Goal of the exercise ::
For this exercise, write out every entry exactly and leave the pictures out.

(Source records)

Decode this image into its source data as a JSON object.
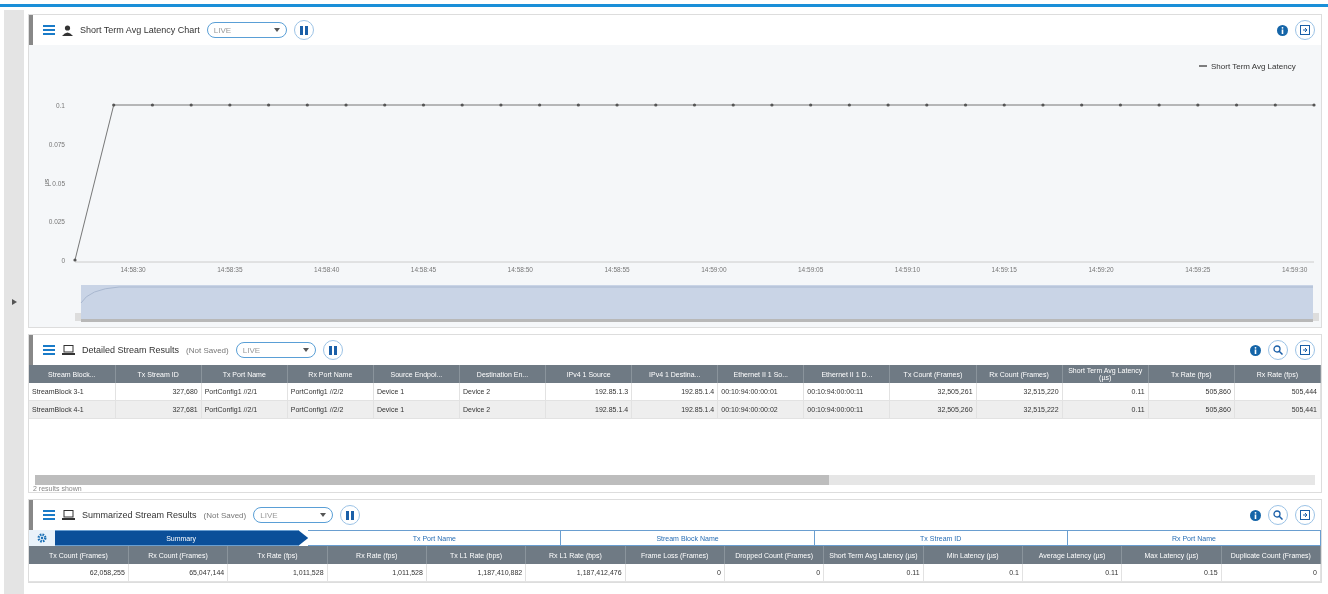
{
  "chart_panel": {
    "title": "Short Term Avg Latency Chart",
    "mode": "LIVE",
    "chart_data": {
      "type": "line",
      "ylabel": "µs",
      "ylim": [
        0,
        0.1
      ],
      "xlim": [
        53907,
        53971
      ],
      "yticks": [
        0,
        0.025,
        0.05,
        0.075,
        0.1
      ],
      "xticks": [
        {
          "value": 53910,
          "label": "14:58:30"
        },
        {
          "value": 53915,
          "label": "14:58:35"
        },
        {
          "value": 53920,
          "label": "14:58:40"
        },
        {
          "value": 53925,
          "label": "14:58:45"
        },
        {
          "value": 53930,
          "label": "14:58:50"
        },
        {
          "value": 53935,
          "label": "14:58:55"
        },
        {
          "value": 53940,
          "label": "14:59:00"
        },
        {
          "value": 53945,
          "label": "14:59:05"
        },
        {
          "value": 53950,
          "label": "14:59:10"
        },
        {
          "value": 53955,
          "label": "14:59:15"
        },
        {
          "value": 53960,
          "label": "14:59:20"
        },
        {
          "value": 53965,
          "label": "14:59:25"
        },
        {
          "value": 53970,
          "label": "14:59:30"
        }
      ],
      "x": [
        53907,
        53909,
        53911,
        53913,
        53915,
        53917,
        53919,
        53921,
        53923,
        53925,
        53927,
        53929,
        53931,
        53933,
        53935,
        53937,
        53939,
        53941,
        53943,
        53945,
        53947,
        53949,
        53951,
        53953,
        53955,
        53957,
        53959,
        53961,
        53963,
        53965,
        53967,
        53969,
        53971
      ],
      "series": [
        {
          "name": "Short Term Avg Latency",
          "color": "#555555",
          "values": [
            0,
            0.1,
            0.1,
            0.1,
            0.1,
            0.1,
            0.1,
            0.1,
            0.1,
            0.1,
            0.1,
            0.1,
            0.1,
            0.1,
            0.1,
            0.1,
            0.1,
            0.1,
            0.1,
            0.1,
            0.1,
            0.1,
            0.1,
            0.1,
            0.1,
            0.1,
            0.1,
            0.1,
            0.1,
            0.1,
            0.1,
            0.1,
            0.1
          ]
        }
      ]
    }
  },
  "detail_panel": {
    "title": "Detailed Stream Results",
    "note": "(Not Saved)",
    "mode": "LIVE",
    "columns": [
      "Stream Block...",
      "Tx Stream ID",
      "Tx Port Name",
      "Rx Port Name",
      "Source Endpoi...",
      "Destination En...",
      "IPv4 1 Source",
      "IPv4 1 Destina...",
      "Ethernet II 1 So...",
      "Ethernet II 1 D...",
      "Tx Count (Frames)",
      "Rx Count (Frames)",
      "Short Term Avg Latency (µs)",
      "Tx Rate (fps)",
      "Rx Rate (fps)"
    ],
    "rows": [
      [
        "StreamBlock 3-1",
        "327,680",
        "PortConfig1 //2/1",
        "PortConfig1 //2/2",
        "Device 1",
        "Device 2",
        "192.85.1.3",
        "192.85.1.4",
        "00:10:94:00:00:01",
        "00:10:94:00:00:11",
        "32,505,261",
        "32,515,220",
        "0.11",
        "505,860",
        "505,444"
      ],
      [
        "StreamBlock 4-1",
        "327,681",
        "PortConfig1 //2/1",
        "PortConfig1 //2/2",
        "Device 1",
        "Device 2",
        "192.85.1.4",
        "192.85.1.4",
        "00:10:94:00:00:02",
        "00:10:94:00:00:11",
        "32,505,260",
        "32,515,222",
        "0.11",
        "505,860",
        "505,441"
      ]
    ],
    "footer": "2 results shown"
  },
  "summary_panel": {
    "title": "Summarized Stream Results",
    "note": "(Not Saved)",
    "mode": "LIVE",
    "tabs": [
      {
        "label": "Summary",
        "selected": true
      },
      {
        "label": "Tx Port Name",
        "selected": false
      },
      {
        "label": "Stream Block Name",
        "selected": false
      },
      {
        "label": "Tx Stream ID",
        "selected": false
      },
      {
        "label": "Rx Port Name",
        "selected": false
      }
    ],
    "columns": [
      "Tx Count (Frames)",
      "Rx Count (Frames)",
      "Tx Rate (fps)",
      "Rx Rate (fps)",
      "Tx L1 Rate (bps)",
      "Rx L1 Rate (bps)",
      "Frame Loss (Frames)",
      "Dropped Count (Frames)",
      "Short Term Avg Latency (µs)",
      "Min Latency (µs)",
      "Average Latency (µs)",
      "Max Latency (µs)",
      "Duplicate Count (Frames)"
    ],
    "rows": [
      [
        "62,058,255",
        "65,047,144",
        "1,011,528",
        "1,011,528",
        "1,187,410,882",
        "1,187,412,476",
        "0",
        "0",
        "0.11",
        "0.1",
        "0.11",
        "0.15",
        "0"
      ]
    ]
  }
}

Result of the exercise ::
Decode this image into its source data as a JSON object.
{
  "chart_panel": {
    "title": "Short Term Avg Latency Chart",
    "mode": "LIVE",
    "chart_data": {
      "type": "line",
      "ylabel": "µs",
      "ylim": [
        0,
        0.1
      ],
      "xlim": [
        53907,
        53971
      ],
      "yticks": [
        0,
        0.025,
        0.05,
        0.075,
        0.1
      ],
      "xticks": [
        {
          "value": 53910,
          "label": "14:58:30"
        },
        {
          "value": 53915,
          "label": "14:58:35"
        },
        {
          "value": 53920,
          "label": "14:58:40"
        },
        {
          "value": 53925,
          "label": "14:58:45"
        },
        {
          "value": 53930,
          "label": "14:58:50"
        },
        {
          "value": 53935,
          "label": "14:58:55"
        },
        {
          "value": 53940,
          "label": "14:59:00"
        },
        {
          "value": 53945,
          "label": "14:59:05"
        },
        {
          "value": 53950,
          "label": "14:59:10"
        },
        {
          "value": 53955,
          "label": "14:59:15"
        },
        {
          "value": 53960,
          "label": "14:59:20"
        },
        {
          "value": 53965,
          "label": "14:59:25"
        },
        {
          "value": 53970,
          "label": "14:59:30"
        }
      ],
      "x": [
        53907,
        53909,
        53911,
        53913,
        53915,
        53917,
        53919,
        53921,
        53923,
        53925,
        53927,
        53929,
        53931,
        53933,
        53935,
        53937,
        53939,
        53941,
        53943,
        53945,
        53947,
        53949,
        53951,
        53953,
        53955,
        53957,
        53959,
        53961,
        53963,
        53965,
        53967,
        53969,
        53971
      ],
      "series": [
        {
          "name": "Short Term Avg Latency",
          "color": "#555555",
          "values": [
            0,
            0.1,
            0.1,
            0.1,
            0.1,
            0.1,
            0.1,
            0.1,
            0.1,
            0.1,
            0.1,
            0.1,
            0.1,
            0.1,
            0.1,
            0.1,
            0.1,
            0.1,
            0.1,
            0.1,
            0.1,
            0.1,
            0.1,
            0.1,
            0.1,
            0.1,
            0.1,
            0.1,
            0.1,
            0.1,
            0.1,
            0.1,
            0.1
          ]
        }
      ]
    }
  },
  "detail_panel": {
    "title": "Detailed Stream Results",
    "note": "(Not Saved)",
    "mode": "LIVE",
    "columns": [
      "Stream Block...",
      "Tx Stream ID",
      "Tx Port Name",
      "Rx Port Name",
      "Source Endpoi...",
      "Destination En...",
      "IPv4 1 Source",
      "IPv4 1 Destina...",
      "Ethernet II 1 So...",
      "Ethernet II 1 D...",
      "Tx Count (Frames)",
      "Rx Count (Frames)",
      "Short Term Avg Latency (µs)",
      "Tx Rate (fps)",
      "Rx Rate (fps)"
    ],
    "rows": [
      [
        "StreamBlock 3-1",
        "327,680",
        "PortConfig1 //2/1",
        "PortConfig1 //2/2",
        "Device 1",
        "Device 2",
        "192.85.1.3",
        "192.85.1.4",
        "00:10:94:00:00:01",
        "00:10:94:00:00:11",
        "32,505,261",
        "32,515,220",
        "0.11",
        "505,860",
        "505,444"
      ],
      [
        "StreamBlock 4-1",
        "327,681",
        "PortConfig1 //2/1",
        "PortConfig1 //2/2",
        "Device 1",
        "Device 2",
        "192.85.1.4",
        "192.85.1.4",
        "00:10:94:00:00:02",
        "00:10:94:00:00:11",
        "32,505,260",
        "32,515,222",
        "0.11",
        "505,860",
        "505,441"
      ]
    ],
    "footer": "2 results shown"
  },
  "summary_panel": {
    "title": "Summarized Stream Results",
    "note": "(Not Saved)",
    "mode": "LIVE",
    "tabs": [
      {
        "label": "Summary",
        "selected": true
      },
      {
        "label": "Tx Port Name",
        "selected": false
      },
      {
        "label": "Stream Block Name",
        "selected": false
      },
      {
        "label": "Tx Stream ID",
        "selected": false
      },
      {
        "label": "Rx Port Name",
        "selected": false
      }
    ],
    "columns": [
      "Tx Count (Frames)",
      "Rx Count (Frames)",
      "Tx Rate (fps)",
      "Rx Rate (fps)",
      "Tx L1 Rate (bps)",
      "Rx L1 Rate (bps)",
      "Frame Loss (Frames)",
      "Dropped Count (Frames)",
      "Short Term Avg Latency (µs)",
      "Min Latency (µs)",
      "Average Latency (µs)",
      "Max Latency (µs)",
      "Duplicate Count (Frames)"
    ],
    "rows": [
      [
        "62,058,255",
        "65,047,144",
        "1,011,528",
        "1,011,528",
        "1,187,410,882",
        "1,187,412,476",
        "0",
        "0",
        "0.11",
        "0.1",
        "0.11",
        "0.15",
        "0"
      ]
    ]
  }
}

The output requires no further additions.